The strongest impression left by these essays is the challenge Barnes poses to our understanding and ordering of modernism—a challenge Peter Nicholls appropriately takes up in an “Afterword,” discussing once again Eliot’s response to Nightwood, in terms both of its chronology (like Wyndham Lewis, Barnes appears to be at the beginning and end of modernism) and of its impossible desire for a more stable aesthetic in the face of Barnes’s challenging opacity. The variety of ways into her work in current criticism—she is considered here from the perspective of identity, politics, historiography, philosophy, human rights, genetic criticism, the study of literary magazines, of metaphor and visual image—suggests the diversity of the field in which the authors we place within modernism now find themselves positioned. A collection like this underscores the difficulty of synthesis, and even of a coherent mapping of the field. But that is in a significant sense where modernist studies is: dealing with disciplinary boundaries which constantly overlap with other fields, working with the structure of authorial studies in an expanded canon, and, at the same time, recognizing the pull of wider contents and histories which unsettle the notion of authorship.

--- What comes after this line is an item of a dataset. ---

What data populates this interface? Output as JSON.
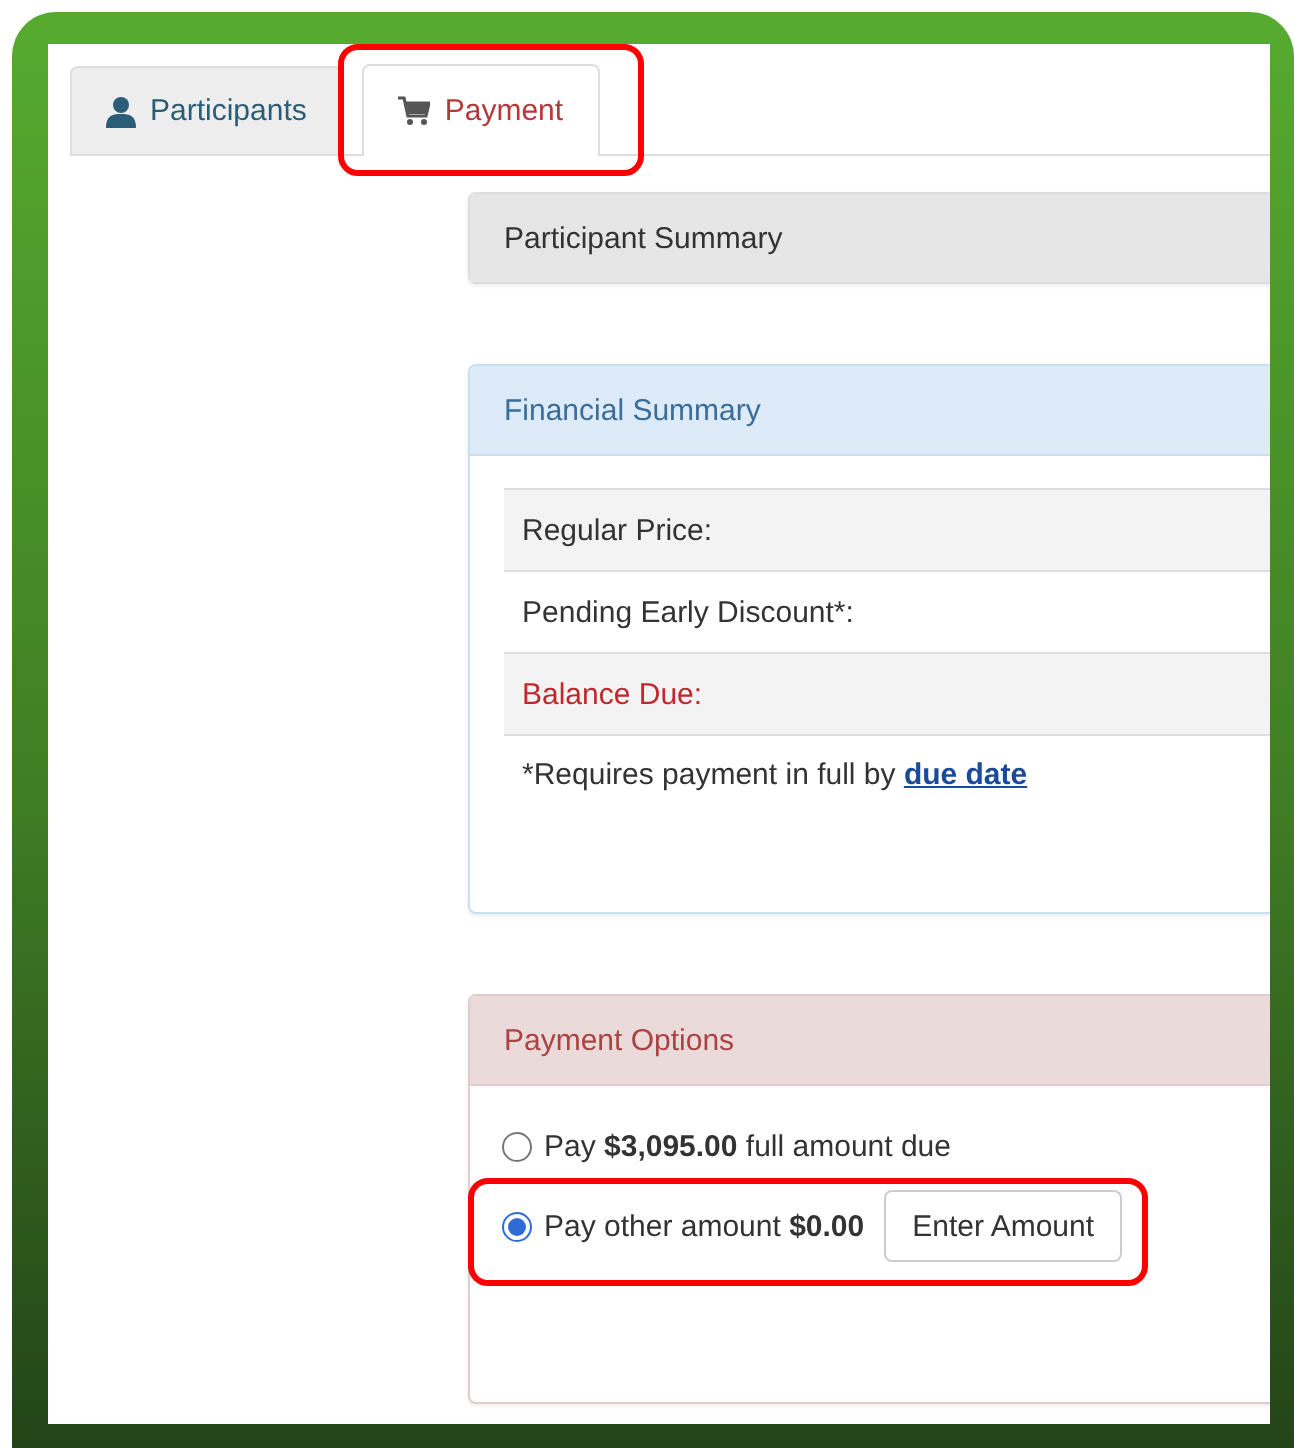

Finally, in all these essays the need for a firmer textual basis for formerly “marginal” writers is implicit as an issue, with Pender (in particular) usefully helping the reader differentiate texts and editions in a way that points to further work on Barnes’s corpus. The fruits of many scholarly visits to the Barnes archive at the University of Maryland are always apparent, but they also signal a slightly privileged and closed world in which the question of access to materials is an issue. In this light, the planned full edition of the Letters will be of particular help to students of Barnes, given that so much of her thought is vividly carried in her correspondence. The involvement of a number of these editors and contributors in that edition suggests it is in capable hands.